Flashcards in Unit 3: Life On Earth Deck (32):
What are biomes?
Biomes are various regions of the planet distinguished by their climate, fauna and flora. Global distribution can be influenced by temperature and rainfall.
What does an ecosystem consist of?
All living organisms living in a particular habitat and the non-living components with which organisms interact
ECOSYSTEM = HABITAT + COMMUNITY.
What is a niche?
A niche is the role the organism plays within the community. It includes the use it makes of the resources in its ecosystem like light, temperature and nutrient availability and it's interaction with other organisms in the community including competition, parasitism and predation.
What is the total variation within a region called? (Rainforest, ocean,
Give examples of abiotic factors.
- soil moisture
- light intensity
Give examples of biotic factors.
- food availability
How can human activities affect the biodiversity of a region?
- pollution (acid rain)
- habitat destruction ( deforestation)
- over harvesting of an organism ( over fishing)
How is acid rain formed?
When fossil fuels are burned and gases such as sulphur dioxide are produced.
What is grazing?
When herbivores feed on plants and when grazing levels are low the diversity is low as a few dominant species prevent other species growing. As grazing intensity increases, species diversity increases.
What is predation?
When one organism hunts another and can effect species within an organism.
Explain what habitat, population, community and species are.
Habitat -place where an organism lives
Population - all the members of one species living in a habitat
Community - all the plants, animals and microorganism living in a habitat
Species - group of organisms that can breed to produce fertile offspring
What are biomes?
Geographical regions of the earth that have similar climate ie. desert biomes have extremes of temperatures and very little rainfall.
Explain what parasitism is.
When one organism feeds from a host. Only the parasite benefits from the relationship, usually harmful for the host
ie. Ticks feeding on blood of animal
What does interspecific competition mean?
When individuals of different species require similar resources within an ecosystem. Sometimes, it's possible for species to reach a compromise such as feeding on different fish in a loch.
What does intraspecific competition mean?
When individuals of the same species require the same resources. As a result compromise can't be reached and this type of competition is more intense.
Name sources of error and how to minimise them for a pitfall trap.
•May not be able to climb into container - container is line with soil surface
•Trapped organisms may be eaten by birds - cover trap with raised stone or leaf
•Trapped organisms may eat each other - use a preservative (50% ethanol) in traps
Name sources of error and how to minimise them for quadrating.
•Not placed randomly - ensure that quadrats are thrown at random
•Some plants that are partly in the quadrat are included and others are not - establish a rule for plants that are partially included and apply consistently to all quadrats in the study
How do you calculate % increase/decrease calculations?
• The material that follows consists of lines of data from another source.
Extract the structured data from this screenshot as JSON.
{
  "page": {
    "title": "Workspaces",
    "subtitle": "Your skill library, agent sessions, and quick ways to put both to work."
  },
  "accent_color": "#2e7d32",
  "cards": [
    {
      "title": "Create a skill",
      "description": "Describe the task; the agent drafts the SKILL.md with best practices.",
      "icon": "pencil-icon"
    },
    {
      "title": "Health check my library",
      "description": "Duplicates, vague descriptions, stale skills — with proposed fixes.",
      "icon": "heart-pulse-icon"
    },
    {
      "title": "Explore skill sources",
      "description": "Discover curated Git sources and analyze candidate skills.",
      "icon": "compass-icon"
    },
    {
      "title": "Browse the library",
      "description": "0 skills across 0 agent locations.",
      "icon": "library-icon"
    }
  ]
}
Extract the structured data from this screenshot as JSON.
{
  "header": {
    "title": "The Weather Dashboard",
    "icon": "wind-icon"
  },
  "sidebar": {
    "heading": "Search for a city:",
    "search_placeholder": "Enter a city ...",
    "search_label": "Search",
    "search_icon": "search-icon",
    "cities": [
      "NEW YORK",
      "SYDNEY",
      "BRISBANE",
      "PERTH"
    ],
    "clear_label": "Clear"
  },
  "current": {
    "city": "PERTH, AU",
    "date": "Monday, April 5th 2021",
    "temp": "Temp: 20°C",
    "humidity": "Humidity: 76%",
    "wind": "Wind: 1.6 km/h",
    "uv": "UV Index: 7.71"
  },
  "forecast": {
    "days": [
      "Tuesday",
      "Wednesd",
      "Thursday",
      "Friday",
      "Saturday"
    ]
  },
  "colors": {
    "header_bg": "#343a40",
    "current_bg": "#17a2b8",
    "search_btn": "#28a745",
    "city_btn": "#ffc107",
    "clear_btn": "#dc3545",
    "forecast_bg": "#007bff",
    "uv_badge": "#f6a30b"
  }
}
Change in number (final value-starting)
Name some causes of loss of biodiversity.
- over fishing and over hunting
- habitat destruction (deforestation)
- pollution of air and water
- endangered species due to global warming
What are some problems with the increasing population?
- requires increased food yield
- in future the worlds food production will be insufficient to feed population
How could food production be increased?
- genetic modification (GM crops)
- use more fertilisers and pesticides
What are GM crops?
Crops produced that have had specific changes introduced into their DNA using the methods of genetic engineering
Give examples of GM crops
- GM strawberries (gene from arctic fish so they are frost resistance(
- GM sweet corn (produces poison which kills harmful insects and the gene comes from a bacteria)
Why use fertilisers?
-important for providing nutrients for increasing plant growth and crop yield but applied carefully so there's no algal blooms
What are problems with fertilisers?
- can leach into fresh water increasing algal blooms
- reduces light levels killing aquatic plants
- dead algae become food for bacteria
- bacteria increase
- reduces oxygen availability to other organisms
What are pesticides?
Chemicals used by farmers to protect their crops from attack by pests and diseases and competitions from other plants
Name problems with pesticides
- sprayed into crops can accumulate in bodies of organisms over time
- as passed along food chains, toxicity increases and reach lethal levels
- known as bioaccumulation example DTT
What is used as indicator species?
The presence or absence of certain invertebrates can be used as an indicator of water pollution levels
What are lichens?
Lichens are similar organisms to algae or fungi - indicators of air pollution
A process by which fertile land turns into barren land or desert
What's biological control?
Method of using a natural predator to